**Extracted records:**
·····

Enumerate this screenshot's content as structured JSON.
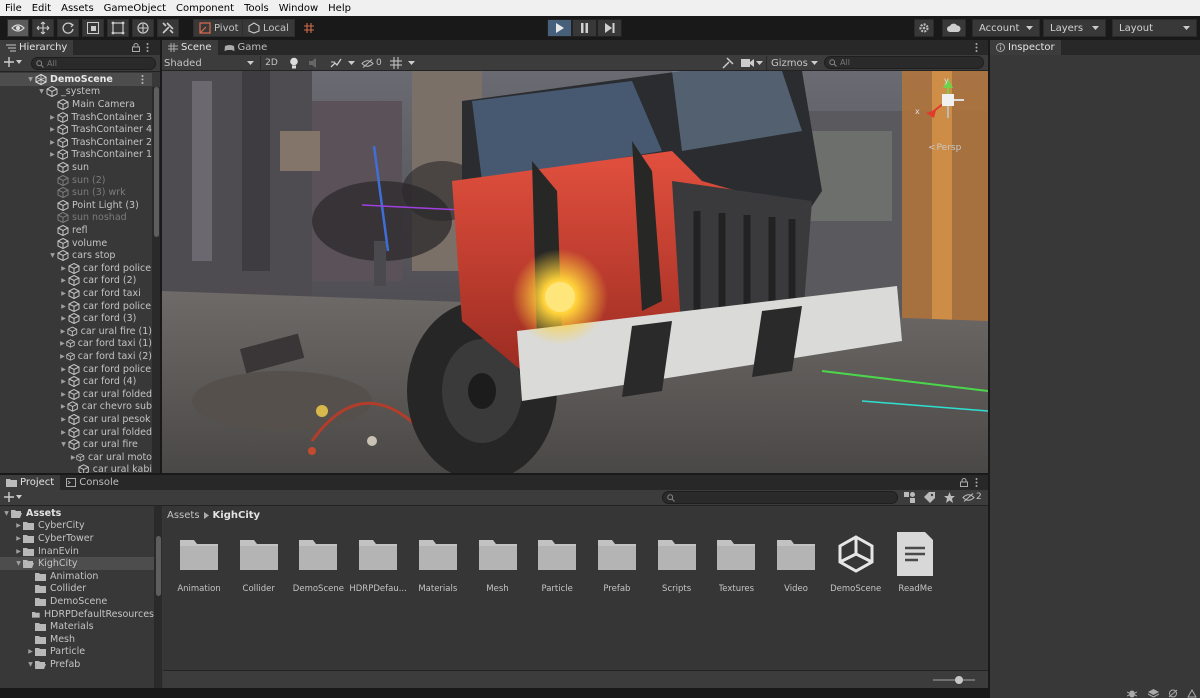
{
  "menu": [
    "File",
    "Edit",
    "Assets",
    "GameObject",
    "Component",
    "Tools",
    "Window",
    "Help"
  ],
  "toolbar": {
    "pivot_label": "Pivot",
    "local_label": "Local",
    "account_label": "Account",
    "layers_label": "Layers",
    "layout_label": "Layout"
  },
  "hierarchy": {
    "tab_label": "Hierarchy",
    "search_placeholder": "All",
    "scene_name": "DemoScene",
    "items": [
      {
        "label": "_system",
        "depth": 1,
        "arrow": "open",
        "dim": false
      },
      {
        "label": "Main Camera",
        "depth": 2,
        "arrow": "none",
        "dim": false
      },
      {
        "label": "TrashContainer 3",
        "depth": 2,
        "arrow": "closed",
        "dim": false
      },
      {
        "label": "TrashContainer 4",
        "depth": 2,
        "arrow": "closed",
        "dim": false
      },
      {
        "label": "TrashContainer 2",
        "depth": 2,
        "arrow": "closed",
        "dim": false
      },
      {
        "label": "TrashContainer 1",
        "depth": 2,
        "arrow": "closed",
        "dim": false
      },
      {
        "label": "sun",
        "depth": 2,
        "arrow": "none",
        "dim": false
      },
      {
        "label": "sun (2)",
        "depth": 2,
        "arrow": "none",
        "dim": true
      },
      {
        "label": "sun (3) wrk",
        "depth": 2,
        "arrow": "none",
        "dim": true
      },
      {
        "label": "Point Light (3)",
        "depth": 2,
        "arrow": "none",
        "dim": false
      },
      {
        "label": "sun noshad",
        "depth": 2,
        "arrow": "none",
        "dim": true
      },
      {
        "label": "refl",
        "depth": 2,
        "arrow": "none",
        "dim": false
      },
      {
        "label": "volume",
        "depth": 2,
        "arrow": "none",
        "dim": false
      },
      {
        "label": "cars stop",
        "depth": 2,
        "arrow": "open",
        "dim": false
      },
      {
        "label": "car ford police",
        "depth": 3,
        "arrow": "closed",
        "dim": false
      },
      {
        "label": "car ford (2)",
        "depth": 3,
        "arrow": "closed",
        "dim": false
      },
      {
        "label": "car ford taxi",
        "depth": 3,
        "arrow": "closed",
        "dim": false
      },
      {
        "label": "car ford police",
        "depth": 3,
        "arrow": "closed",
        "dim": false
      },
      {
        "label": "car ford (3)",
        "depth": 3,
        "arrow": "closed",
        "dim": false
      },
      {
        "label": "car ural fire (1)",
        "depth": 3,
        "arrow": "closed",
        "dim": false
      },
      {
        "label": "car ford taxi (1)",
        "depth": 3,
        "arrow": "closed",
        "dim": false
      },
      {
        "label": "car ford taxi (2)",
        "depth": 3,
        "arrow": "closed",
        "dim": false
      },
      {
        "label": "car ford police",
        "depth": 3,
        "arrow": "closed",
        "dim": false
      },
      {
        "label": "car ford (4)",
        "depth": 3,
        "arrow": "closed",
        "dim": false
      },
      {
        "label": "car ural folded",
        "depth": 3,
        "arrow": "closed",
        "dim": false
      },
      {
        "label": "car chevro sub",
        "depth": 3,
        "arrow": "closed",
        "dim": false
      },
      {
        "label": "car ural pesok",
        "depth": 3,
        "arrow": "closed",
        "dim": false
      },
      {
        "label": "car ural folded",
        "depth": 3,
        "arrow": "closed",
        "dim": false
      },
      {
        "label": "car ural fire",
        "depth": 3,
        "arrow": "open",
        "dim": false
      },
      {
        "label": "car ural moto",
        "depth": 4,
        "arrow": "closed",
        "dim": false
      },
      {
        "label": "car ural kabi",
        "depth": 4,
        "arrow": "none",
        "dim": false
      }
    ]
  },
  "scene": {
    "tab_scene": "Scene",
    "tab_game": "Game",
    "shading_mode": "Shaded",
    "mode_2d": "2D",
    "hidden_count": "0",
    "gizmos_label": "Gizmos",
    "search_placeholder": "All",
    "gizmo_y": "y",
    "gizmo_x": "x",
    "persp_label": "Persp"
  },
  "inspector": {
    "tab_label": "Inspector"
  },
  "project": {
    "tab_project": "Project",
    "tab_console": "Console",
    "hidden_count": "2",
    "tree": [
      {
        "label": "Assets",
        "depth": 0,
        "arrow": "open",
        "bold": true
      },
      {
        "label": "CyberCity",
        "depth": 1,
        "arrow": "closed"
      },
      {
        "label": "CyberTower",
        "depth": 1,
        "arrow": "closed"
      },
      {
        "label": "InanEvin",
        "depth": 1,
        "arrow": "closed"
      },
      {
        "label": "KighCity",
        "depth": 1,
        "arrow": "open",
        "sel": true
      },
      {
        "label": "Animation",
        "depth": 2,
        "arrow": "none"
      },
      {
        "label": "Collider",
        "depth": 2,
        "arrow": "none"
      },
      {
        "label": "DemoScene",
        "depth": 2,
        "arrow": "none"
      },
      {
        "label": "HDRPDefaultResources",
        "depth": 2,
        "arrow": "none"
      },
      {
        "label": "Materials",
        "depth": 2,
        "arrow": "none"
      },
      {
        "label": "Mesh",
        "depth": 2,
        "arrow": "none"
      },
      {
        "label": "Particle",
        "depth": 2,
        "arrow": "closed"
      },
      {
        "label": "Prefab",
        "depth": 2,
        "arrow": "open"
      }
    ],
    "breadcrumb": [
      "Assets",
      "KighCity"
    ],
    "assets": [
      {
        "label": "Animation",
        "kind": "folder"
      },
      {
        "label": "Collider",
        "kind": "folder"
      },
      {
        "label": "DemoScene",
        "kind": "folder"
      },
      {
        "label": "HDRPDefau...",
        "kind": "folder"
      },
      {
        "label": "Materials",
        "kind": "folder"
      },
      {
        "label": "Mesh",
        "kind": "folder"
      },
      {
        "label": "Particle",
        "kind": "folder"
      },
      {
        "label": "Prefab",
        "kind": "folder"
      },
      {
        "label": "Scripts",
        "kind": "folder"
      },
      {
        "label": "Textures",
        "kind": "folder"
      },
      {
        "label": "Video",
        "kind": "folder"
      },
      {
        "label": "DemoScene",
        "kind": "unity-scene"
      },
      {
        "label": "ReadMe",
        "kind": "document"
      }
    ]
  },
  "colors": {
    "editor_bg": "#383838",
    "play_active": "#46607c",
    "truck_red": "#c9382b",
    "headlight": "#ffd23a"
  }
}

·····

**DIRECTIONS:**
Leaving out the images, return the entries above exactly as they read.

**SOLUTION TO THIS TASK:**
Enumerate this screenshot's content as structured JSON.
{
  "menu": [
    "File",
    "Edit",
    "Assets",
    "GameObject",
    "Component",
    "Tools",
    "Window",
    "Help"
  ],
  "toolbar": {
    "pivot_label": "Pivot",
    "local_label": "Local",
    "account_label": "Account",
    "layers_label": "Layers",
    "layout_label": "Layout"
  },
  "hierarchy": {
    "tab_label": "Hierarchy",
    "search_placeholder": "All",
    "scene_name": "DemoScene",
    "items": [
      {
        "label": "_system",
        "depth": 1,
        "arrow": "open",
        "dim": false
      },
      {
        "label": "Main Camera",
        "depth": 2,
        "arrow": "none",
        "dim": false
      },
      {
        "label": "TrashContainer 3",
        "depth": 2,
        "arrow": "closed",
        "dim": false
      },
      {
        "label": "TrashContainer 4",
        "depth": 2,
        "arrow": "closed",
        "dim": false
      },
      {
        "label": "TrashContainer 2",
        "depth": 2,
        "arrow": "closed",
        "dim": false
      },
      {
        "label": "TrashContainer 1",
        "depth": 2,
        "arrow": "closed",
        "dim": false
      },
      {
        "label": "sun",
        "depth": 2,
        "arrow": "none",
        "dim": false
      },
      {
        "label": "sun (2)",
        "depth": 2,
        "arrow": "none",
        "dim": true
      },
      {
        "label": "sun (3) wrk",
        "depth": 2,
        "arrow": "none",
        "dim": true
      },
      {
        "label": "Point Light (3)",
        "depth": 2,
        "arrow": "none",
        "dim": false
      },
      {
        "label": "sun noshad",
        "depth": 2,
        "arrow": "none",
        "dim": true
      },
      {
        "label": "refl",
        "depth": 2,
        "arrow": "none",
        "dim": false
      },
      {
        "label": "volume",
        "depth": 2,
        "arrow": "none",
        "dim": false
      },
      {
        "label": "cars stop",
        "depth": 2,
        "arrow": "open",
        "dim": false
      },
      {
        "label": "car ford police",
        "depth": 3,
        "arrow": "closed",
        "dim": false
      },
      {
        "label": "car ford (2)",
        "depth": 3,
        "arrow": "closed",
        "dim": false
      },
      {
        "label": "car ford taxi",
        "depth": 3,
        "arrow": "closed",
        "dim": false
      },
      {
        "label": "car ford police",
        "depth": 3,
        "arrow": "closed",
        "dim": false
      },
      {
        "label": "car ford (3)",
        "depth": 3,
        "arrow": "closed",
        "dim": false
      },
      {
        "label": "car ural fire (1)",
        "depth": 3,
        "arrow": "closed",
        "dim": false
      },
      {
        "label": "car ford taxi (1)",
        "depth": 3,
        "arrow": "closed",
        "dim": false
      },
      {
        "label": "car ford taxi (2)",
        "depth": 3,
        "arrow": "closed",
        "dim": false
      },
      {
        "label": "car ford police",
        "depth": 3,
        "arrow": "closed",
        "dim": false
      },
      {
        "label": "car ford (4)",
        "depth": 3,
        "arrow": "closed",
        "dim": false
      },
      {
        "label": "car ural folded",
        "depth": 3,
        "arrow": "closed",
        "dim": false
      },
      {
        "label": "car chevro sub",
        "depth": 3,
        "arrow": "closed",
        "dim": false
      },
      {
        "label": "car ural pesok",
        "depth": 3,
        "arrow": "closed",
        "dim": false
      },
      {
        "label": "car ural folded",
        "depth": 3,
        "arrow": "closed",
        "dim": false
      },
      {
        "label": "car ural fire",
        "depth": 3,
        "arrow": "open",
        "dim": false
      },
      {
        "label": "car ural moto",
        "depth": 4,
        "arrow": "closed",
        "dim": false
      },
      {
        "label": "car ural kabi",
        "depth": 4,
        "arrow": "none",
        "dim": false
      }
    ]
  },
  "scene": {
    "tab_scene": "Scene",
    "tab_game": "Game",
    "shading_mode": "Shaded",
    "mode_2d": "2D",
    "hidden_count": "0",
    "gizmos_label": "Gizmos",
    "search_placeholder": "All",
    "gizmo_y": "y",
    "gizmo_x": "x",
    "persp_label": "Persp"
  },
  "inspector": {
    "tab_label": "Inspector"
  },
  "project": {
    "tab_project": "Project",
    "tab_console": "Console",
    "hidden_count": "2",
    "tree": [
      {
        "label": "Assets",
        "depth": 0,
        "arrow": "open",
        "bold": true
      },
      {
        "label": "CyberCity",
        "depth": 1,
        "arrow": "closed"
      },
      {
        "label": "CyberTower",
        "depth": 1,
        "arrow": "closed"
      },
      {
        "label": "InanEvin",
        "depth": 1,
        "arrow": "closed"
      },
      {
        "label": "KighCity",
        "depth": 1,
        "arrow": "open",
        "sel": true
      },
      {
        "label": "Animation",
        "depth": 2,
        "arrow": "none"
      },
      {
        "label": "Collider",
        "depth": 2,
        "arrow": "none"
      },
      {
        "label": "DemoScene",
        "depth": 2,
        "arrow": "none"
      },
      {
        "label": "HDRPDefaultResources",
        "depth": 2,
        "arrow": "none"
      },
      {
        "label": "Materials",
        "depth": 2,
        "arrow": "none"
      },
      {
        "label": "Mesh",
        "depth": 2,
        "arrow": "none"
      },
      {
        "label": "Particle",
        "depth": 2,
        "arrow": "closed"
      },
      {
        "label": "Prefab",
        "depth": 2,
        "arrow": "open"
      }
    ],
    "breadcrumb": [
      "Assets",
      "KighCity"
    ],
    "assets": [
      {
        "label": "Animation",
        "kind": "folder"
      },
      {
        "label": "Collider",
        "kind": "folder"
      },
      {
        "label": "DemoScene",
        "kind": "folder"
      },
      {
        "label": "HDRPDefau...",
        "kind": "folder"
      },
      {
        "label": "Materials",
        "kind": "folder"
      },
      {
        "label": "Mesh",
        "kind": "folder"
      },
      {
        "label": "Particle",
        "kind": "folder"
      },
      {
        "label": "Prefab",
        "kind": "folder"
      },
      {
        "label": "Scripts",
        "kind": "folder"
      },
      {
        "label": "Textures",
        "kind": "folder"
      },
      {
        "label": "Video",
        "kind": "folder"
      },
      {
        "label": "DemoScene",
        "kind": "unity-scene"
      },
      {
        "label": "ReadMe",
        "kind": "document"
      }
    ]
  },
  "colors": {
    "editor_bg": "#383838",
    "play_active": "#46607c",
    "truck_red": "#c9382b",
    "headlight": "#ffd23a"
  }
}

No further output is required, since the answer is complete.